◆ **TASK DETAILS**:
Go through the records below and show every line with the string "icon".

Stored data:
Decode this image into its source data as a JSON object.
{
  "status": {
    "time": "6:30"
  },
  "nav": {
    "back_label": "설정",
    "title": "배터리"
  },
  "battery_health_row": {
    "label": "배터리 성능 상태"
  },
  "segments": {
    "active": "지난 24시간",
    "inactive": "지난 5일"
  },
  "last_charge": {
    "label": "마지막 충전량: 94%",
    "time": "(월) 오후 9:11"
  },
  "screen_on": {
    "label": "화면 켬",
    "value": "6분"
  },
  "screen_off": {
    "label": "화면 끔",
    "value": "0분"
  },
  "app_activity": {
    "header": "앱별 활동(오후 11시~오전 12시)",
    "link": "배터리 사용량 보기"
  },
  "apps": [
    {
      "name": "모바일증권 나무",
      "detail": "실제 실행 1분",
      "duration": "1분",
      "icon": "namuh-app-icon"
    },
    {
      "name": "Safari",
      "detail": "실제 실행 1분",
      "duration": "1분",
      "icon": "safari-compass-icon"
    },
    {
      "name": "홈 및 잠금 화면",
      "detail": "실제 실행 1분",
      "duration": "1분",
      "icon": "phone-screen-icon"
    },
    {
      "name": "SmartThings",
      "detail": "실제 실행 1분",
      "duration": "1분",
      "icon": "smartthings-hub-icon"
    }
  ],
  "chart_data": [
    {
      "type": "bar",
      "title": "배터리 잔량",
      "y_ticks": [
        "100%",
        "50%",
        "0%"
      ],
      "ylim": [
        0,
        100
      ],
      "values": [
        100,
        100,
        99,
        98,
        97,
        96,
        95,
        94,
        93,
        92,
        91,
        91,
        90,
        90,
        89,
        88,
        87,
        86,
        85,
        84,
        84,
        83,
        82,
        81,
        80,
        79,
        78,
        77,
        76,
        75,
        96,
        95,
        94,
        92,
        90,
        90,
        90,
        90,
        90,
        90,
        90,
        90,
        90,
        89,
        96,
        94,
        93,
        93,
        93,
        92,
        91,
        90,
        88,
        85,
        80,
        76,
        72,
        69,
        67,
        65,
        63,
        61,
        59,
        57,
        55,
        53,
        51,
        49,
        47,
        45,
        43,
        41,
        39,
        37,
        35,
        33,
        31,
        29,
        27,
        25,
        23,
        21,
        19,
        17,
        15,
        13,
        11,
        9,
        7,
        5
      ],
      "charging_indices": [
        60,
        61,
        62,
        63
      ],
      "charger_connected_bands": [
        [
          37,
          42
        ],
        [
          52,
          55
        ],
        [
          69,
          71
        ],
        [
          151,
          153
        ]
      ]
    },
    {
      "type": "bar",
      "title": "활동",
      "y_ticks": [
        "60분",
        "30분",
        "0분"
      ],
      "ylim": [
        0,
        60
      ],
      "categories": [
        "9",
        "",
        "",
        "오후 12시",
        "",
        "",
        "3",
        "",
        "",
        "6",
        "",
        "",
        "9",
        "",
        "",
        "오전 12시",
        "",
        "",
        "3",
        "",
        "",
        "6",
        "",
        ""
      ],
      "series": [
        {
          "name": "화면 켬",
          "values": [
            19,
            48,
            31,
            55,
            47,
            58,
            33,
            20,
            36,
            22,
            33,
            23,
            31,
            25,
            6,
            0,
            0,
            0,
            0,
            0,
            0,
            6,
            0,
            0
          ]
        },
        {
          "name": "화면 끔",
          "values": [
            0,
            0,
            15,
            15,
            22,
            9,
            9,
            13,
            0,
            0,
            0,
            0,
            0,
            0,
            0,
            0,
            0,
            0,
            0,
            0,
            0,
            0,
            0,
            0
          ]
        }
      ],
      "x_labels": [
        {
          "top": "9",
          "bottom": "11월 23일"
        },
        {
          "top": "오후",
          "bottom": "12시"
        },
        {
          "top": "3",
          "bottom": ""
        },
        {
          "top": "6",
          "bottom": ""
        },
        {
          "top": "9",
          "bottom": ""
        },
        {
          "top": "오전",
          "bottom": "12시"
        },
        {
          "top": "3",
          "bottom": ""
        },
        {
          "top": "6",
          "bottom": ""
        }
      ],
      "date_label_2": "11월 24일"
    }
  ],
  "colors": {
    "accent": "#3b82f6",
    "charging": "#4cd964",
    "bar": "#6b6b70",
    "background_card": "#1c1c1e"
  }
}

◆ **THE ANSWER**:
      "icon": "namuh-app-icon"
      "icon": "safari-compass-icon"
      "icon": "phone-screen-icon"
      "icon": "smartthings-hub-icon"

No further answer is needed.